First, we need to understand what personal data are. Personal data are information which relate to living individual; processing these data means collecting, using, disclosing or disposing of information. The data protection principles apply to all information held electronically or in structured files that tells us something about the individual. These principles also extend to all information in the education records. Examples would be: full names of staff and children at school, dates of birth, home addresses, national insurance numbers, school marks, medical information, exam results, SEN assessments and staff reviews. Sensitive personal data are information related to race and ethnicity, political opinions, religious beliefs, physical or mental health, sexuality and criminal offences. The difference between processing personal data and sensitive personal data is that there are greater legal restrictions on the latter. Educational settings hold sensitive personal data in pupils’ and staff’ records so we need to be aware of the extra care this requires.
Also, we need to differentiate between personal information that individuals would expect to be treated as private and confidential, and personal information we can make freely available.
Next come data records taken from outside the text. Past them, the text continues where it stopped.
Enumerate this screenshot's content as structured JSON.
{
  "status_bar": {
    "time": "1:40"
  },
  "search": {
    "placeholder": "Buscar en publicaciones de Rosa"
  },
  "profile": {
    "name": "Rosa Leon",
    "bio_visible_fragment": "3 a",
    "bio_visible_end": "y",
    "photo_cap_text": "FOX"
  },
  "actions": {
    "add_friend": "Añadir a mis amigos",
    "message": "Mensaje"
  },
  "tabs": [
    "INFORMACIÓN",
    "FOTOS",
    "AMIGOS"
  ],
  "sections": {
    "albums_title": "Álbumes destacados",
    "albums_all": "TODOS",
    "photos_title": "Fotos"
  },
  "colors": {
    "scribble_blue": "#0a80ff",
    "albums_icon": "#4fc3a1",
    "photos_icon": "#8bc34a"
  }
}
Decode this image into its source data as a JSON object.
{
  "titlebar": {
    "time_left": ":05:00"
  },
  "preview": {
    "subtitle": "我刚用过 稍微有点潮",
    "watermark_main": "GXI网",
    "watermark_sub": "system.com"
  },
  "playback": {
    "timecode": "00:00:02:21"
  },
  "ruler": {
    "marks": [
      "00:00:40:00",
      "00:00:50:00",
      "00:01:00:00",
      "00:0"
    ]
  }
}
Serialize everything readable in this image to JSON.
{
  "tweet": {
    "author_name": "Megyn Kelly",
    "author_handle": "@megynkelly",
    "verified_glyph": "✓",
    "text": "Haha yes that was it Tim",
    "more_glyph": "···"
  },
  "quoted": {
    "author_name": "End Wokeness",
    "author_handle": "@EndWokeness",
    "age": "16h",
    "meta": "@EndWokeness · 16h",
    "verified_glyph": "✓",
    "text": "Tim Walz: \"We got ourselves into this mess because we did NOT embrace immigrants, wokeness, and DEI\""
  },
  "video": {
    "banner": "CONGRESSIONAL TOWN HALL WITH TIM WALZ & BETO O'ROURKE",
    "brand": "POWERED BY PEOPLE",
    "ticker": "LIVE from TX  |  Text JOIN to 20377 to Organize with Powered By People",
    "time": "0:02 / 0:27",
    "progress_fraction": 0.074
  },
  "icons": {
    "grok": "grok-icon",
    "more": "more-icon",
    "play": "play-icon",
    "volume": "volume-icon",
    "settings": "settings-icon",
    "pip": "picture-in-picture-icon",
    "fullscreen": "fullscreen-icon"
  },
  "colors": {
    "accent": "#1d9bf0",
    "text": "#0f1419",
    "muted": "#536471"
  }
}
The Data Protection Act 1998 (DPA) requires teaching and non-teaching professionals to understand the correct balance in processing personal information in order to respect individuals’ privacy where it needs protection. Most schools now use an electronic information management system, where information should be kept safe and secure by using passwords, and many operate their own websites. However, schools are also likely to hold some information on paper. Personal data should always be processed fairly and lawfully. Fairness includes being clear and transparent about how every member of staff should use the personal information they collect. Practitioners should give a fair processing or privacy notice to parents and pupils before or as soon as they obtain their personal information. Practitioners have a legal duty of confidence with regards to person information that they hold about children, young people and their families. Any information they receive about young people and their families should only be shared with professionals, and all child protection records should be kept securely. In fact, schools and other educational settings should only collect information for a specific purpose; for example, the children’s address and parents/carers contact information. Every information must be kept up to date, by sending letters out to parent/carers to inform of a change of address or telephone number, etc. The information about a child should be kept for as long as the child attends the school; after a certain amount of time the files containing the personal data can be deleted and paper documents can be shredded. The method of destruction of personal data should consider the nature of the information. In all cases you must ensure that data is disposed of in a way that creates little risk of an unauthorised third party using it to the data subject’s detriment. Some of the children may be on the child protection register and this information should be available only to the designated safeguarding officer. If the safeguarding officer has been notified of some child protection issues in relation to any child, then they must disclose it to the child’s teacher in confidence to ensure the information shared is in the strictest confidence. The main organisations that schools share personal data with are:
• local authorities;
• other schools and educational bodies;
• social services.
Personal information can also be shared with pupils once they are old enough to be considered responsible for their own affairs, although information can also be shared with their parents or guardians.
The three most important aspects to consider when sharing data are:
• making sure the information can be shared;
• ensuring that adequate security (considering the nature of the information) is in place to protect it;
• providing an outline in a fair processing notice of who is receiving the personal information from the school.
The information the safeguarding officer holds must also be kept secure at all times and it is imperative that the information stored does not become public knowledge. In fact, information security is probably the most important area for schools to concentrate on. The loss of or unauthorised access to personal information is likely to cause a big harm to pupils, parents or staff. Individuals have a right to take action for compensation if the loss of personal data causes them damage.